▽

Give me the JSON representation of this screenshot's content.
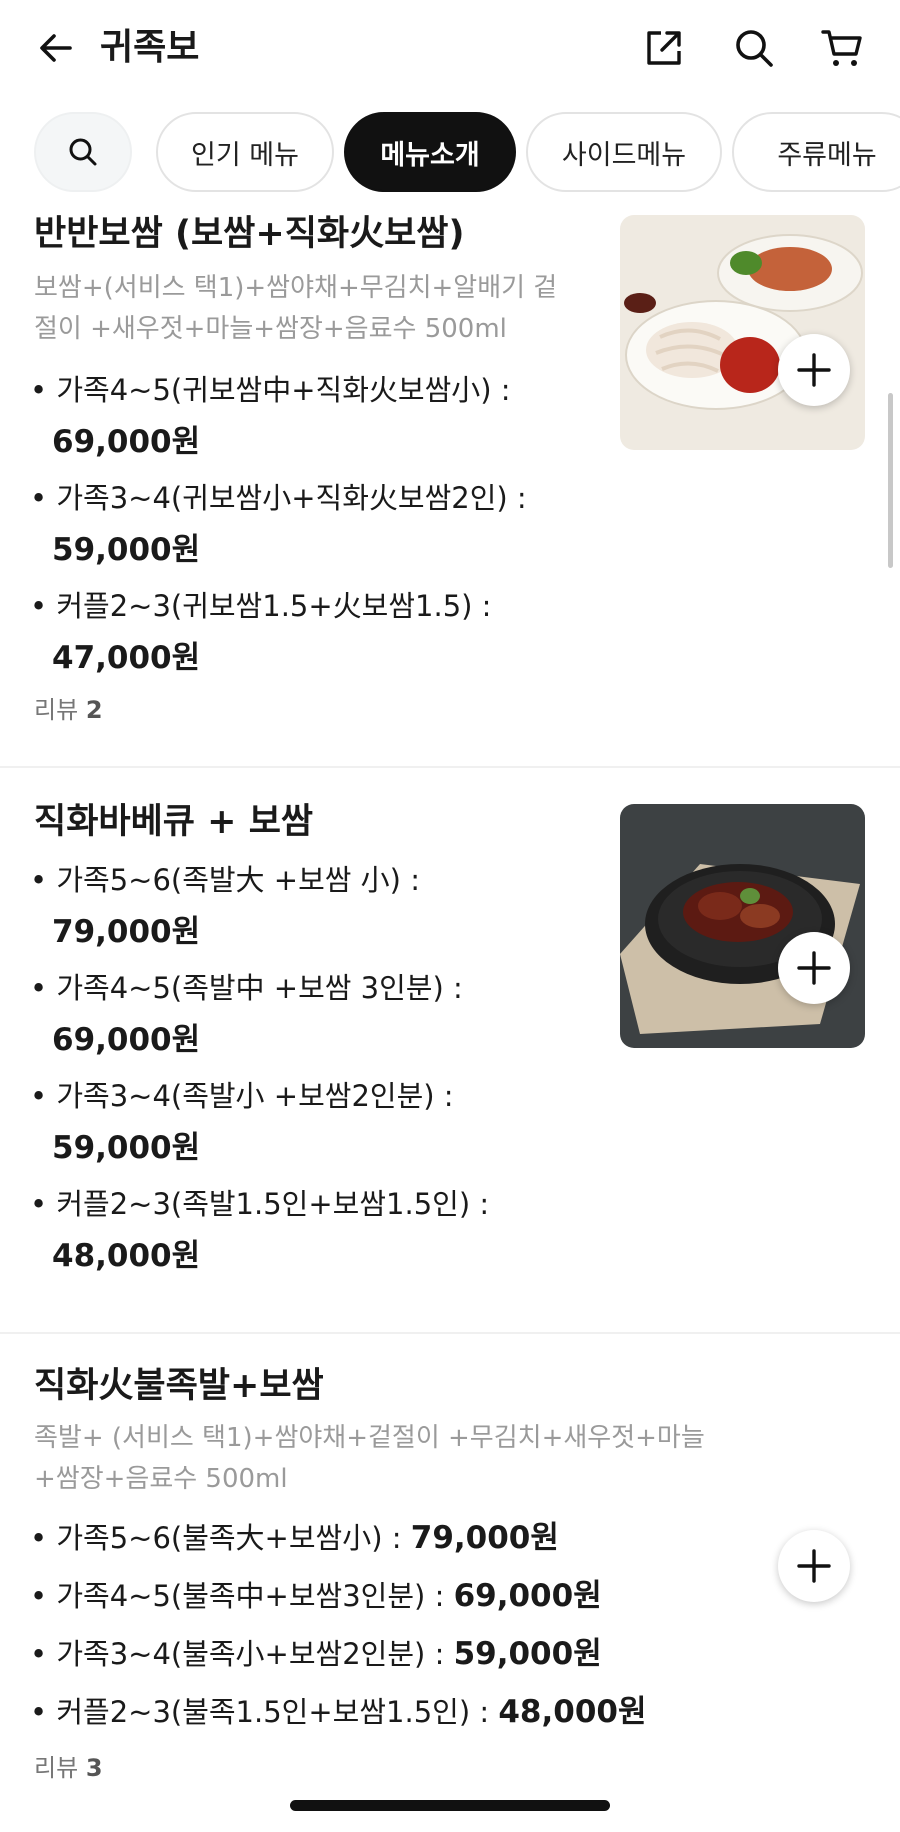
{
  "header": {
    "title": "귀족보",
    "icons": [
      "arrow-left-icon",
      "share-icon",
      "search-icon",
      "cart-icon"
    ]
  },
  "chips": [
    {
      "label": "인기 메뉴"
    },
    {
      "label": "메뉴소개"
    },
    {
      "label": "사이드메뉴"
    },
    {
      "label": "주류메뉴"
    }
  ],
  "active_chip": "메뉴소개",
  "sections": [
    {
      "title": "반반보쌈 (보쌈+직화火보쌈)",
      "desc_lines": [
        "보쌈+(서비스  택1)+쌈야채+무김치+알배기 겉",
        "절이 +새우젓+마늘+쌈장+음료수 500ml"
      ],
      "options": [
        {
          "label": "가족4~5(귀보쌈中+직화火보쌈小) :",
          "price": "69,000원"
        },
        {
          "label": "가족3~4(귀보쌈小+직화火보쌈2인) :",
          "price": "59,000원"
        },
        {
          "label": "커플2~3(귀보쌈1.5+火보쌈1.5) :",
          "price": "47,000원"
        }
      ],
      "review_label": "리뷰",
      "review_count": "2"
    },
    {
      "title": "직화바베큐 + 보쌈",
      "options": [
        {
          "label": "가족5~6(족발大 +보쌈 小) :",
          "price": "79,000원"
        },
        {
          "label": "가족4~5(족발中 +보쌈 3인분) :",
          "price": "69,000원"
        },
        {
          "label": "가족3~4(족발小 +보쌈2인분) :",
          "price": "59,000원"
        },
        {
          "label": "커플2~3(족발1.5인+보쌈1.5인) :",
          "price": "48,000원"
        }
      ]
    },
    {
      "title": "직화火불족발+보쌈",
      "desc_lines": [
        "족발+ (서비스 택1)+쌈야채+겉절이 +무김치+새우젓+마늘",
        "+쌈장+음료수 500ml"
      ],
      "options": [
        {
          "label": "가족5~6(불족大+보쌈小) :",
          "price": "79,000원"
        },
        {
          "label": "가족4~5(불족中+보쌈3인분) :",
          "price": "69,000원"
        },
        {
          "label": "가족3~4(불족小+보쌈2인분) :",
          "price": "59,000원"
        },
        {
          "label": "커플2~3(불족1.5인+보쌈1.5인) :",
          "price": "48,000원"
        }
      ],
      "review_label": "리뷰",
      "review_count": "3"
    }
  ],
  "colors": {
    "active_chip_bg": "#111111",
    "desc_text": "#9a9a9a",
    "divider": "#f0f0f0"
  }
}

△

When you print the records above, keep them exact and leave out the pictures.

**RESPONSE TO THIS TASK**
Give me the JSON representation of this screenshot's content.
{
  "header": {
    "title": "귀족보",
    "icons": [
      "arrow-left-icon",
      "share-icon",
      "search-icon",
      "cart-icon"
    ]
  },
  "chips": [
    {
      "label": "인기 메뉴"
    },
    {
      "label": "메뉴소개"
    },
    {
      "label": "사이드메뉴"
    },
    {
      "label": "주류메뉴"
    }
  ],
  "active_chip": "메뉴소개",
  "sections": [
    {
      "title": "반반보쌈 (보쌈+직화火보쌈)",
      "desc_lines": [
        "보쌈+(서비스  택1)+쌈야채+무김치+알배기 겉",
        "절이 +새우젓+마늘+쌈장+음료수 500ml"
      ],
      "options": [
        {
          "label": "가족4~5(귀보쌈中+직화火보쌈小) :",
          "price": "69,000원"
        },
        {
          "label": "가족3~4(귀보쌈小+직화火보쌈2인) :",
          "price": "59,000원"
        },
        {
          "label": "커플2~3(귀보쌈1.5+火보쌈1.5) :",
          "price": "47,000원"
        }
      ],
      "review_label": "리뷰",
      "review_count": "2"
    },
    {
      "title": "직화바베큐 + 보쌈",
      "options": [
        {
          "label": "가족5~6(족발大 +보쌈 小) :",
          "price": "79,000원"
        },
        {
          "label": "가족4~5(족발中 +보쌈 3인분) :",
          "price": "69,000원"
        },
        {
          "label": "가족3~4(족발小 +보쌈2인분) :",
          "price": "59,000원"
        },
        {
          "label": "커플2~3(족발1.5인+보쌈1.5인) :",
          "price": "48,000원"
        }
      ]
    },
    {
      "title": "직화火불족발+보쌈",
      "desc_lines": [
        "족발+ (서비스 택1)+쌈야채+겉절이 +무김치+새우젓+마늘",
        "+쌈장+음료수 500ml"
      ],
      "options": [
        {
          "label": "가족5~6(불족大+보쌈小) :",
          "price": "79,000원"
        },
        {
          "label": "가족4~5(불족中+보쌈3인분) :",
          "price": "69,000원"
        },
        {
          "label": "가족3~4(불족小+보쌈2인분) :",
          "price": "59,000원"
        },
        {
          "label": "커플2~3(불족1.5인+보쌈1.5인) :",
          "price": "48,000원"
        }
      ],
      "review_label": "리뷰",
      "review_count": "3"
    }
  ],
  "colors": {
    "active_chip_bg": "#111111",
    "desc_text": "#9a9a9a",
    "divider": "#f0f0f0"
  }
}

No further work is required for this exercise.